* _Task brief_
Starting at the line that contains "What data populates", print every remaining line of the entries, unchanged, and output nothing more.

[Entries taken from a collection]
= Beginning of Section =

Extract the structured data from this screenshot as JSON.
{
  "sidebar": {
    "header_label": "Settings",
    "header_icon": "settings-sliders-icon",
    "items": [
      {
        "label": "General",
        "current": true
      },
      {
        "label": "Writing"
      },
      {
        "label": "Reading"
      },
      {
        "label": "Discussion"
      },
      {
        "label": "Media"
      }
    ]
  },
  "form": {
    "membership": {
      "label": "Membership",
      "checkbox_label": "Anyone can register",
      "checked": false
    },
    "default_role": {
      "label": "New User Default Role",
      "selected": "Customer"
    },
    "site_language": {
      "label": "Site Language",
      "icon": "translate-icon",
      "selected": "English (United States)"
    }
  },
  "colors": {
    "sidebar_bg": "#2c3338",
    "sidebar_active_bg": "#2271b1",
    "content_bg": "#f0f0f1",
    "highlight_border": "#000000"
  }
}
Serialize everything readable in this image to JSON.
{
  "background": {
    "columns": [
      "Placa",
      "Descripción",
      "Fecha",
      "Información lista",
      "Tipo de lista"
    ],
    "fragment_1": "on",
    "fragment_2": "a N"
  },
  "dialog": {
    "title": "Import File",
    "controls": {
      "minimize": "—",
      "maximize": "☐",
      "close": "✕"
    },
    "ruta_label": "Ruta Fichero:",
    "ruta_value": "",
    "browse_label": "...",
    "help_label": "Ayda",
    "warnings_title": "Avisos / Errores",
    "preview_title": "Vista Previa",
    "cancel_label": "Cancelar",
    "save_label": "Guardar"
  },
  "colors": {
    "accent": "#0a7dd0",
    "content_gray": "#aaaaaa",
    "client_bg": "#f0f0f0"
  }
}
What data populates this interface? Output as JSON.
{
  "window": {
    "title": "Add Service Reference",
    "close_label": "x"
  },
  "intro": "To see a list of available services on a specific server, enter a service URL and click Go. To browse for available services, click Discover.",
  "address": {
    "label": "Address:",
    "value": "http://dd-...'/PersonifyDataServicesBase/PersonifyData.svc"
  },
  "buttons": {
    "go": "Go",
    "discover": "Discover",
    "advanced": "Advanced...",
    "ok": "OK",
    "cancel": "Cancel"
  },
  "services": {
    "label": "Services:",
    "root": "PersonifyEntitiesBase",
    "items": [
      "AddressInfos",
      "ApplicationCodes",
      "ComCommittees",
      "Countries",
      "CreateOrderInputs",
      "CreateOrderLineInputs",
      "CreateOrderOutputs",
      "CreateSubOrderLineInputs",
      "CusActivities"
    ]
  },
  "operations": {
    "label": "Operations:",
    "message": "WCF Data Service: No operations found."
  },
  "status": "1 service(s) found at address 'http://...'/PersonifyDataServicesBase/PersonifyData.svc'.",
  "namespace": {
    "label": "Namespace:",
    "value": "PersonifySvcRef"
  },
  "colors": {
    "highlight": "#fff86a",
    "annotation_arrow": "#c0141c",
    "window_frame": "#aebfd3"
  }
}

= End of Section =

* _Your response_
What data populates this interface? Output as JSON.
{
  "window": {
    "title": "Add Service Reference",
    "close_label": "x"
  },
  "intro": "To see a list of available services on a specific server, enter a service URL and click Go. To browse for available services, click Discover.",
  "address": {
    "label": "Address:",
    "value": "http://dd-...'/PersonifyDataServicesBase/PersonifyData.svc"
  },
  "buttons": {
    "go": "Go",
    "discover": "Discover",
    "advanced": "Advanced...",
    "ok": "OK",
    "cancel": "Cancel"
  },
  "services": {
    "label": "Services:",
    "root": "PersonifyEntitiesBase",
    "items": [
      "AddressInfos",
      "ApplicationCodes",
      "ComCommittees",
      "Countries",
      "CreateOrderInputs",
      "CreateOrderLineInputs",
      "CreateOrderOutputs",
      "CreateSubOrderLineInputs",
      "CusActivities"
    ]
  },
  "operations": {
    "label": "Operations:",
    "message": "WCF Data Service: No operations found."
  },
  "status": "1 service(s) found at address 'http://...'/PersonifyDataServicesBase/PersonifyData.svc'.",
  "namespace": {
    "label": "Namespace:",
    "value": "PersonifySvcRef"
  },
  "colors": {
    "highlight": "#fff86a",
    "annotation_arrow": "#c0141c",
    "window_frame": "#aebfd3"
  }
}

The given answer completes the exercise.